INPUT FOR THIS TASK START
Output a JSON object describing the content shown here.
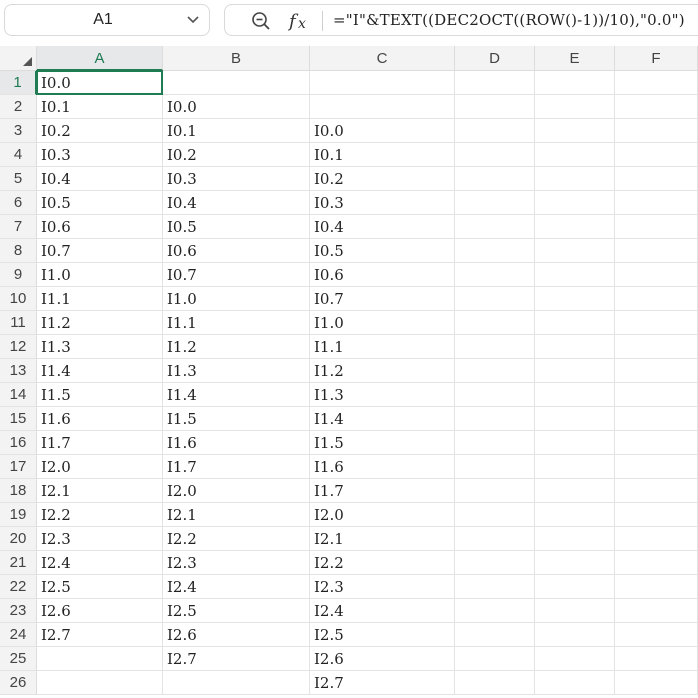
{
  "formula_bar": {
    "cell_reference": "A1",
    "formula": "=\"I\"&TEXT((DEC2OCT((ROW()-1))/10),\"0.0\")",
    "icons": {
      "namebox_dropdown": "chevron-down-icon",
      "zoom": "zoom-out-icon",
      "function": "fx-icon"
    }
  },
  "sheet": {
    "columns": [
      "A",
      "B",
      "C",
      "D",
      "E",
      "F"
    ],
    "rows": [
      "1",
      "2",
      "3",
      "4",
      "5",
      "6",
      "7",
      "8",
      "9",
      "10",
      "11",
      "12",
      "13",
      "14",
      "15",
      "16",
      "17",
      "18",
      "19",
      "20",
      "21",
      "22",
      "23",
      "24",
      "25",
      "26"
    ],
    "selected_cell": "A1",
    "active_column": "A",
    "active_row": "1",
    "cells": {
      "A": [
        "I0.0",
        "I0.1",
        "I0.2",
        "I0.3",
        "I0.4",
        "I0.5",
        "I0.6",
        "I0.7",
        "I1.0",
        "I1.1",
        "I1.2",
        "I1.3",
        "I1.4",
        "I1.5",
        "I1.6",
        "I1.7",
        "I2.0",
        "I2.1",
        "I2.2",
        "I2.3",
        "I2.4",
        "I2.5",
        "I2.6",
        "I2.7",
        "",
        ""
      ],
      "B": [
        "",
        "I0.0",
        "I0.1",
        "I0.2",
        "I0.3",
        "I0.4",
        "I0.5",
        "I0.6",
        "I0.7",
        "I1.0",
        "I1.1",
        "I1.2",
        "I1.3",
        "I1.4",
        "I1.5",
        "I1.6",
        "I1.7",
        "I2.0",
        "I2.1",
        "I2.2",
        "I2.3",
        "I2.4",
        "I2.5",
        "I2.6",
        "I2.7",
        ""
      ],
      "C": [
        "",
        "",
        "I0.0",
        "I0.1",
        "I0.2",
        "I0.3",
        "I0.4",
        "I0.5",
        "I0.6",
        "I0.7",
        "I1.0",
        "I1.1",
        "I1.2",
        "I1.3",
        "I1.4",
        "I1.5",
        "I1.6",
        "I1.7",
        "I2.0",
        "I2.1",
        "I2.2",
        "I2.3",
        "I2.4",
        "I2.5",
        "I2.6",
        "I2.7"
      ],
      "D": [
        "",
        "",
        "",
        "",
        "",
        "",
        "",
        "",
        "",
        "",
        "",
        "",
        "",
        "",
        "",
        "",
        "",
        "",
        "",
        "",
        "",
        "",
        "",
        "",
        "",
        ""
      ],
      "E": [
        "",
        "",
        "",
        "",
        "",
        "",
        "",
        "",
        "",
        "",
        "",
        "",
        "",
        "",
        "",
        "",
        "",
        "",
        "",
        "",
        "",
        "",
        "",
        "",
        "",
        ""
      ],
      "F": [
        "",
        "",
        "",
        "",
        "",
        "",
        "",
        "",
        "",
        "",
        "",
        "",
        "",
        "",
        "",
        "",
        "",
        "",
        "",
        "",
        "",
        "",
        "",
        "",
        "",
        ""
      ]
    },
    "accent_color": "#1e7b52"
  }
}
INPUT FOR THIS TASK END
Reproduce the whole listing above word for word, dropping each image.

** SOLUTION TO THIS PROBLEM **
Output a JSON object describing the content shown here.
{
  "formula_bar": {
    "cell_reference": "A1",
    "formula": "=\"I\"&TEXT((DEC2OCT((ROW()-1))/10),\"0.0\")",
    "icons": {
      "namebox_dropdown": "chevron-down-icon",
      "zoom": "zoom-out-icon",
      "function": "fx-icon"
    }
  },
  "sheet": {
    "columns": [
      "A",
      "B",
      "C",
      "D",
      "E",
      "F"
    ],
    "rows": [
      "1",
      "2",
      "3",
      "4",
      "5",
      "6",
      "7",
      "8",
      "9",
      "10",
      "11",
      "12",
      "13",
      "14",
      "15",
      "16",
      "17",
      "18",
      "19",
      "20",
      "21",
      "22",
      "23",
      "24",
      "25",
      "26"
    ],
    "selected_cell": "A1",
    "active_column": "A",
    "active_row": "1",
    "cells": {
      "A": [
        "I0.0",
        "I0.1",
        "I0.2",
        "I0.3",
        "I0.4",
        "I0.5",
        "I0.6",
        "I0.7",
        "I1.0",
        "I1.1",
        "I1.2",
        "I1.3",
        "I1.4",
        "I1.5",
        "I1.6",
        "I1.7",
        "I2.0",
        "I2.1",
        "I2.2",
        "I2.3",
        "I2.4",
        "I2.5",
        "I2.6",
        "I2.7",
        "",
        ""
      ],
      "B": [
        "",
        "I0.0",
        "I0.1",
        "I0.2",
        "I0.3",
        "I0.4",
        "I0.5",
        "I0.6",
        "I0.7",
        "I1.0",
        "I1.1",
        "I1.2",
        "I1.3",
        "I1.4",
        "I1.5",
        "I1.6",
        "I1.7",
        "I2.0",
        "I2.1",
        "I2.2",
        "I2.3",
        "I2.4",
        "I2.5",
        "I2.6",
        "I2.7",
        ""
      ],
      "C": [
        "",
        "",
        "I0.0",
        "I0.1",
        "I0.2",
        "I0.3",
        "I0.4",
        "I0.5",
        "I0.6",
        "I0.7",
        "I1.0",
        "I1.1",
        "I1.2",
        "I1.3",
        "I1.4",
        "I1.5",
        "I1.6",
        "I1.7",
        "I2.0",
        "I2.1",
        "I2.2",
        "I2.3",
        "I2.4",
        "I2.5",
        "I2.6",
        "I2.7"
      ],
      "D": [
        "",
        "",
        "",
        "",
        "",
        "",
        "",
        "",
        "",
        "",
        "",
        "",
        "",
        "",
        "",
        "",
        "",
        "",
        "",
        "",
        "",
        "",
        "",
        "",
        "",
        ""
      ],
      "E": [
        "",
        "",
        "",
        "",
        "",
        "",
        "",
        "",
        "",
        "",
        "",
        "",
        "",
        "",
        "",
        "",
        "",
        "",
        "",
        "",
        "",
        "",
        "",
        "",
        "",
        ""
      ],
      "F": [
        "",
        "",
        "",
        "",
        "",
        "",
        "",
        "",
        "",
        "",
        "",
        "",
        "",
        "",
        "",
        "",
        "",
        "",
        "",
        "",
        "",
        "",
        "",
        "",
        "",
        ""
      ]
    },
    "accent_color": "#1e7b52"
  }
}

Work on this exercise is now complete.